Each line below should be reproduced without any alteration.

+++ DATA PROVIDED +++

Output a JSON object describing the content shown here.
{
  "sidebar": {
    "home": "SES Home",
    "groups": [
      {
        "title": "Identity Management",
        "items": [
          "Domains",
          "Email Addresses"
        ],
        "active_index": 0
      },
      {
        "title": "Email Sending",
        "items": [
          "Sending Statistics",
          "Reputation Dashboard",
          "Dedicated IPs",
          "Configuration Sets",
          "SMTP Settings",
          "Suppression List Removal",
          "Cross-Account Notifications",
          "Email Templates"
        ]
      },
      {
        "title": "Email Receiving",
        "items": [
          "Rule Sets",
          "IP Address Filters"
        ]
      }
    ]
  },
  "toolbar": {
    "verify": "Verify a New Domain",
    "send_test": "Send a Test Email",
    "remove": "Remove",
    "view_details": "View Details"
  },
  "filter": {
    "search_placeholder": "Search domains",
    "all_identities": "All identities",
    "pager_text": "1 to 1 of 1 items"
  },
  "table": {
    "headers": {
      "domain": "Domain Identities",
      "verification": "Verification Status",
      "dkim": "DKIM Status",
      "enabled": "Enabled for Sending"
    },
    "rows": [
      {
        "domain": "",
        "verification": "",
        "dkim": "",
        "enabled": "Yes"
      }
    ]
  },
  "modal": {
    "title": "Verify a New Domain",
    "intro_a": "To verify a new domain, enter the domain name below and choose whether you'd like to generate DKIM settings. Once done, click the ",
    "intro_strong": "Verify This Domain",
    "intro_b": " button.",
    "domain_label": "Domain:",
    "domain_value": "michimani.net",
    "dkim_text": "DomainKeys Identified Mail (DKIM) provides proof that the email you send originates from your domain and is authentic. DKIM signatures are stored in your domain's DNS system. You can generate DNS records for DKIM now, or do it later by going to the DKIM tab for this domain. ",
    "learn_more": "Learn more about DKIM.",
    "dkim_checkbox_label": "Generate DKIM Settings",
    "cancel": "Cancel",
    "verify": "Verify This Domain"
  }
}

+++

[WORKED SOLUTION]
Output a JSON object describing the content shown here.
{
  "sidebar": {
    "home": "SES Home",
    "groups": [
      {
        "title": "Identity Management",
        "items": [
          "Domains",
          "Email Addresses"
        ],
        "active_index": 0
      },
      {
        "title": "Email Sending",
        "items": [
          "Sending Statistics",
          "Reputation Dashboard",
          "Dedicated IPs",
          "Configuration Sets",
          "SMTP Settings",
          "Suppression List Removal",
          "Cross-Account Notifications",
          "Email Templates"
        ]
      },
      {
        "title": "Email Receiving",
        "items": [
          "Rule Sets",
          "IP Address Filters"
        ]
      }
    ]
  },
  "toolbar": {
    "verify": "Verify a New Domain",
    "send_test": "Send a Test Email",
    "remove": "Remove",
    "view_details": "View Details"
  },
  "filter": {
    "search_placeholder": "Search domains",
    "all_identities": "All identities",
    "pager_text": "1 to 1 of 1 items"
  },
  "table": {
    "headers": {
      "domain": "Domain Identities",
      "verification": "Verification Status",
      "dkim": "DKIM Status",
      "enabled": "Enabled for Sending"
    },
    "rows": [
      {
        "domain": "",
        "verification": "",
        "dkim": "",
        "enabled": "Yes"
      }
    ]
  },
  "modal": {
    "title": "Verify a New Domain",
    "intro_a": "To verify a new domain, enter the domain name below and choose whether you'd like to generate DKIM settings. Once done, click the ",
    "intro_strong": "Verify This Domain",
    "intro_b": " button.",
    "domain_label": "Domain:",
    "domain_value": "michimani.net",
    "dkim_text": "DomainKeys Identified Mail (DKIM) provides proof that the email you send originates from your domain and is authentic. DKIM signatures are stored in your domain's DNS system. You can generate DNS records for DKIM now, or do it later by going to the DKIM tab for this domain. ",
    "learn_more": "Learn more about DKIM.",
    "dkim_checkbox_label": "Generate DKIM Settings",
    "cancel": "Cancel",
    "verify": "Verify This Domain"
  }
}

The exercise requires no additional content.